As a phalanx of new war memorials rise in Washington, D.C., over the next few years, including long overdue recognition of Native American and African American veterans, the American Revolution's foremost patriot still remains locked out of our nation's capital.
Amazingly, there is still no statue or memorial in Washington to Thomas Paine, the immigrant writer and soldier who not only first inscribed the "United States of America" in print on June 29, 1776, but galvanized the American Revolution in one of the darkest times in our nation's history with his writings.
“Without the pen of the author of Common Sense,” founding father John Adams begrudgingly admitted, “the sword of (George) Washington would have been raised in vain.” Adams added later to Thomas Jefferson, “history is to ascribe the American Revolution to Thomas Paine."
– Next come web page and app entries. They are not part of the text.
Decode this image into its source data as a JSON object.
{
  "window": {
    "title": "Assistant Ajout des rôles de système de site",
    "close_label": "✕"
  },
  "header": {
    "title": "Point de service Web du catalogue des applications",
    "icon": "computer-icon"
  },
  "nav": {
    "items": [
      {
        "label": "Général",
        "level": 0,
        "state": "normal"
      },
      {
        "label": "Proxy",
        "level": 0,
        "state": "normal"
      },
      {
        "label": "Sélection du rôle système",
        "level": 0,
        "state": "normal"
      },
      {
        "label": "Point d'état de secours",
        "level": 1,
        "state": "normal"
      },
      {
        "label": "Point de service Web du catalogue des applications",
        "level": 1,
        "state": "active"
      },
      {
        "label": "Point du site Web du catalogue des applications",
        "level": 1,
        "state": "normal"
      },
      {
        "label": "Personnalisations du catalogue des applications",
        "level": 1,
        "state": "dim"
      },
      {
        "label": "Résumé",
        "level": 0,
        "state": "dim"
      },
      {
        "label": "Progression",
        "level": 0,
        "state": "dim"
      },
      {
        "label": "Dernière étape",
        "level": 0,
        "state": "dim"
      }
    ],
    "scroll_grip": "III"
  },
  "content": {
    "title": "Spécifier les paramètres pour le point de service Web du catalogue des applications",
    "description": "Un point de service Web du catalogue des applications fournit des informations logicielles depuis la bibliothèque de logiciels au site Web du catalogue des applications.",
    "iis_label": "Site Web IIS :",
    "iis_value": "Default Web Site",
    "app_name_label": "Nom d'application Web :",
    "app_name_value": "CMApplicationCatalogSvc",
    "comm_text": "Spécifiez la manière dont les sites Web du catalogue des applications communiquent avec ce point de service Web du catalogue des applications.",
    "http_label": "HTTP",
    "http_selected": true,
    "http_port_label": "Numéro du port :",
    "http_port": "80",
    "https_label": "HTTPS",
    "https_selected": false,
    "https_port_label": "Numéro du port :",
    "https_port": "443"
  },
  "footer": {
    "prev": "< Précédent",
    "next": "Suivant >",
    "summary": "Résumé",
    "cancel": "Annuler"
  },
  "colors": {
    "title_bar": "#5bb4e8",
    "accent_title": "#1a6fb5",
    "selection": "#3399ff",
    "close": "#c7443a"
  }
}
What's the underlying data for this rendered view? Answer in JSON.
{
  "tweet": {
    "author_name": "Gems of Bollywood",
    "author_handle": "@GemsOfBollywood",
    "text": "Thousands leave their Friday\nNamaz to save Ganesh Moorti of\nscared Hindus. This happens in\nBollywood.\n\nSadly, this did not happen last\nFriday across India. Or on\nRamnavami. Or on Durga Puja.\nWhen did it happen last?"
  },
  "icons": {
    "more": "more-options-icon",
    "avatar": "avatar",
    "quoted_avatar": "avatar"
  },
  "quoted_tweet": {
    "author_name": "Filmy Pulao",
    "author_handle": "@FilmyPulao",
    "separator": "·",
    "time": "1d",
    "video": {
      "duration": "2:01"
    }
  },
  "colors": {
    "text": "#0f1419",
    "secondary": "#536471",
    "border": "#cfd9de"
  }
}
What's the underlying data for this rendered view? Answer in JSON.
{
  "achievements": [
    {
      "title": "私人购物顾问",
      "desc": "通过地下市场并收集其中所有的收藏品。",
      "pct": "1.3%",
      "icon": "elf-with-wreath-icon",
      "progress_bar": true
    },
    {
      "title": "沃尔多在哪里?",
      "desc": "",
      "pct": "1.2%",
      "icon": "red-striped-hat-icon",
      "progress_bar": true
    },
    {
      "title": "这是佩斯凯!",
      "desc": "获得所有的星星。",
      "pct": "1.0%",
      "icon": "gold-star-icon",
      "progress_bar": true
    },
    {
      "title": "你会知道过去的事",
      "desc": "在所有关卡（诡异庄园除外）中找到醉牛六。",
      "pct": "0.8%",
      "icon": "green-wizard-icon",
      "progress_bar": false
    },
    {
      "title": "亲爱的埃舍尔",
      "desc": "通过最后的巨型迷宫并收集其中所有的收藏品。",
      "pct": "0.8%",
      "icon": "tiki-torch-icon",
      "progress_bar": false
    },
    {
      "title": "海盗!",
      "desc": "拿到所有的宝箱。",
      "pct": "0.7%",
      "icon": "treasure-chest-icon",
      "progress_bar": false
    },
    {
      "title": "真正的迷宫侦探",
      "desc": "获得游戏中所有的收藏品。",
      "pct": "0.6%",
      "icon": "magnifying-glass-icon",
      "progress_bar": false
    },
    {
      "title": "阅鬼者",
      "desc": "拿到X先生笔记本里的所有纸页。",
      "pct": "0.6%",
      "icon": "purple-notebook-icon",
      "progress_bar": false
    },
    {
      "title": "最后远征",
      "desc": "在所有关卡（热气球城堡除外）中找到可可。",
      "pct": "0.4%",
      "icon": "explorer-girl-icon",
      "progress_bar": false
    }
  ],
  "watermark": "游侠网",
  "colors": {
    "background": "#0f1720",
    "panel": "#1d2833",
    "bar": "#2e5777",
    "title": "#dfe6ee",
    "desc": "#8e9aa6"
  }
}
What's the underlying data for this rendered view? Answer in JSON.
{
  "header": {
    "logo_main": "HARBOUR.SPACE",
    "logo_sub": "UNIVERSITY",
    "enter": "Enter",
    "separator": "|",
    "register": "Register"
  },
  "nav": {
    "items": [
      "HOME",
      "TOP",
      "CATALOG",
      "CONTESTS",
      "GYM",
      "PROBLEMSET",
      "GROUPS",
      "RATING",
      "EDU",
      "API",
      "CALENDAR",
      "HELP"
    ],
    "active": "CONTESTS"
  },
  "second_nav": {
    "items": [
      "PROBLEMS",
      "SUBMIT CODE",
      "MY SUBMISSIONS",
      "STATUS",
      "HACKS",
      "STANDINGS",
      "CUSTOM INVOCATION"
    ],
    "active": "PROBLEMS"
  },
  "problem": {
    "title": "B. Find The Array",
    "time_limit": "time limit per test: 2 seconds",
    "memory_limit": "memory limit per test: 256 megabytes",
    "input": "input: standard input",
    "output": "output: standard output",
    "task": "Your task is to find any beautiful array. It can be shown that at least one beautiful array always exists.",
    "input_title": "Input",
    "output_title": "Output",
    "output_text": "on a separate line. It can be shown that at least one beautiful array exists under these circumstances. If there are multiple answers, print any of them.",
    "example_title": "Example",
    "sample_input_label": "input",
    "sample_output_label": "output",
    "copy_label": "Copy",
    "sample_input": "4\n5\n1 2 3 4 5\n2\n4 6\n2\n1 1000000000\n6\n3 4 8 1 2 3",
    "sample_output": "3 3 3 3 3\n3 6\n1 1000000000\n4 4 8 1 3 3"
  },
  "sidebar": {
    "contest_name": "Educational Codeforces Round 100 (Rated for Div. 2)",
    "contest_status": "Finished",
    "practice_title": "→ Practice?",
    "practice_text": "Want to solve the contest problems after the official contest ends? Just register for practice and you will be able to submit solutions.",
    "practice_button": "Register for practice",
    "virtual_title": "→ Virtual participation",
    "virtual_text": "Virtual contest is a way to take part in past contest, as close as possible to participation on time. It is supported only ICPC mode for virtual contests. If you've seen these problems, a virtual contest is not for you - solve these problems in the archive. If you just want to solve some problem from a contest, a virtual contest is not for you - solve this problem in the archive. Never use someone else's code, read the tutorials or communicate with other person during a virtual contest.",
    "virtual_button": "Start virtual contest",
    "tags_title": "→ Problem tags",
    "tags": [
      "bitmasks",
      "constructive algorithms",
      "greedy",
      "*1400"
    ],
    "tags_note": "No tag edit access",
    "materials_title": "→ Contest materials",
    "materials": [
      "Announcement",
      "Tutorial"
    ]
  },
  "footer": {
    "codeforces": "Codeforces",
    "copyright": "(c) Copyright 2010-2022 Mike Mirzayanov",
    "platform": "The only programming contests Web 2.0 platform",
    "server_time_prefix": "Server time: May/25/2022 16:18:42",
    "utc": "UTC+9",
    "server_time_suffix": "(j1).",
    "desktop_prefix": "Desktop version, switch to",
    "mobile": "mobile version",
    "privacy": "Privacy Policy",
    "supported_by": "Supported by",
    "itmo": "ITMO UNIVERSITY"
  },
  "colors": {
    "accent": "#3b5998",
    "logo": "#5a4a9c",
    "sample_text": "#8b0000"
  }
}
It's time for our nation's capital to ascribe this fact in stone. In fact, never have we needed Paine's vision of defending a fledgling American democracy more than now.
While numerous statues of treasonous Confederate leaders still stare down bystanders in the U.S. Capitol, Paine's enduring challenge to our nation to resist duplicitous authority, uphold inalienable freedoms of speech and the press, recognize our country as a sanctuary for refugees, and "reinvent" the world in our own times, remains as vital as in his own Revolutionary times.
By finally correcting Paine's erasure from the historical record, largely due to competing interests in the aftermath of the American Revolution and his subsequent writings on religion, we can begin to reconstruct a fuller picture of history for others left out of its official rendition. A monument to Paine, in effect, would be an act of reclaiming the commons for "we the people," recognizing the need for multiple viewpoints of history, especially in times when our nation—and its leaders—need to be held accountable for the unfulfilled challenges of the American Revolution for all Americans.
"Petition and resistance," Paine explained to his readers in the aftermath of the American Revolution. “It left to the Americans no other modes of redress than those which are left to people under despotic governments.”
In an attempt to forge an American unity, Paine upended a colonial malaise with his writings—first Common Sense, then a series of “Crisis” pamphlets. Urged by fellow Patriots in Philadelphia to draw up a response to the times, mindful of its treasonous risks, Paine began to write Common Sense with the fervency of a true believer. “I offer nothing more than simple facts, plain arguments, and common sense,” he declared in the first lines of his unsigned pamphlet, which rolled from the printer’s shop on Jan. 10, 1776.